Task requirements: In how many lines of these records does the word "Design" appear? Give the number by itself.

(Website and app data records)
========================================================================

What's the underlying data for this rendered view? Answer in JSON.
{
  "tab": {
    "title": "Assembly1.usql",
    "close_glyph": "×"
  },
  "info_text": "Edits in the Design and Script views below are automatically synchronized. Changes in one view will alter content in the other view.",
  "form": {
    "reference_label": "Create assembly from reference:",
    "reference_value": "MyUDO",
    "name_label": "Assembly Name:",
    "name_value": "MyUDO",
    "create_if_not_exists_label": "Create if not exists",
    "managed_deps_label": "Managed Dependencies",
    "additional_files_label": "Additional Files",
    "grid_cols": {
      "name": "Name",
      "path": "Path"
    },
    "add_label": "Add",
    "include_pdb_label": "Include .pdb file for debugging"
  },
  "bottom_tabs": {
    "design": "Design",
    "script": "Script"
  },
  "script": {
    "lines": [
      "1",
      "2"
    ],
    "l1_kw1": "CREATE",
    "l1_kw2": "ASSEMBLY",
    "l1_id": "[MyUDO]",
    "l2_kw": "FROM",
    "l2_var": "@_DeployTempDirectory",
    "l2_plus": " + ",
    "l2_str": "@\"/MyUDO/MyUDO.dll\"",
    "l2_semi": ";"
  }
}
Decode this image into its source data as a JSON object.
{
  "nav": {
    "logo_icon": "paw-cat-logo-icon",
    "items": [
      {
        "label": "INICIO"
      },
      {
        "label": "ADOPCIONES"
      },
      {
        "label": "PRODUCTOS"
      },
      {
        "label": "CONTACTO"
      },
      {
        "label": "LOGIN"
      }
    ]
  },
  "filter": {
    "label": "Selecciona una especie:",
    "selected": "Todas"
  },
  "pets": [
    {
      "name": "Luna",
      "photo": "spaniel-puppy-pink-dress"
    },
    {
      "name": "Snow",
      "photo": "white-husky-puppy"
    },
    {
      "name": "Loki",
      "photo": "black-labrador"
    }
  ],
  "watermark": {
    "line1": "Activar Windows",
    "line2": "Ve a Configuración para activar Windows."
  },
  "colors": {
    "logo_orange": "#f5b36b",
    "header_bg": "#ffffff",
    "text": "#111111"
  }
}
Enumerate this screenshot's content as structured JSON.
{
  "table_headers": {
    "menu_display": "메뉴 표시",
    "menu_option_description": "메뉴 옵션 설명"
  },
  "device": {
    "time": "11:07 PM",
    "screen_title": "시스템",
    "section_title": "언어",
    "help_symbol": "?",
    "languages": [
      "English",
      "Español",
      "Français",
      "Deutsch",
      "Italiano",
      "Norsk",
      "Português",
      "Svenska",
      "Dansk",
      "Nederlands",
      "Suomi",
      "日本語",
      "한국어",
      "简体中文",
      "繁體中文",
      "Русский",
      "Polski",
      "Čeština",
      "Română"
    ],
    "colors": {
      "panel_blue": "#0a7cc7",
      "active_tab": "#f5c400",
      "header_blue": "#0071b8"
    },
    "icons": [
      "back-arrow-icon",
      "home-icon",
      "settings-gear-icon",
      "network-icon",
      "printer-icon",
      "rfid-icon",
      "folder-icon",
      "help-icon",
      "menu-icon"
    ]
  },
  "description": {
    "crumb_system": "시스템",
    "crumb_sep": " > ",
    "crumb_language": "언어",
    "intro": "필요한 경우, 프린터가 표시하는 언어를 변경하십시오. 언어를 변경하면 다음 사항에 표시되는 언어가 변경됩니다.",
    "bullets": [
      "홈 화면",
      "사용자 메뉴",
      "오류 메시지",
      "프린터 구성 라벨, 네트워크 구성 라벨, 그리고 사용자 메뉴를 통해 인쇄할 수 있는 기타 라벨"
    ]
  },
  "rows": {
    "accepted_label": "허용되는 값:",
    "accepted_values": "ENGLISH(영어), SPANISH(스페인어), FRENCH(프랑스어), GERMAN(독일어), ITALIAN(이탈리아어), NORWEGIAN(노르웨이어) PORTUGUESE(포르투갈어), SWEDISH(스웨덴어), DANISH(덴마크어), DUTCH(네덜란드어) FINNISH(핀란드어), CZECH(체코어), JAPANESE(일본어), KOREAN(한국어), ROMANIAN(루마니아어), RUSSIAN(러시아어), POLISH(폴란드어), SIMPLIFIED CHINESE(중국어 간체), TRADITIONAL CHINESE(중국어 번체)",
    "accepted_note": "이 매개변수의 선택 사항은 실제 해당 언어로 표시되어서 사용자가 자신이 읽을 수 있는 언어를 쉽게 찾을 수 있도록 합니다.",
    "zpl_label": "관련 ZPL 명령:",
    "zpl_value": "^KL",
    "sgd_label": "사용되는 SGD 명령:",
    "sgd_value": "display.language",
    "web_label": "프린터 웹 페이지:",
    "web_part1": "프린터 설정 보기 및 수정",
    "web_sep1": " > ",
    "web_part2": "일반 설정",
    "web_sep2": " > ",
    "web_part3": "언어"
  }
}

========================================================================

Written answer: 2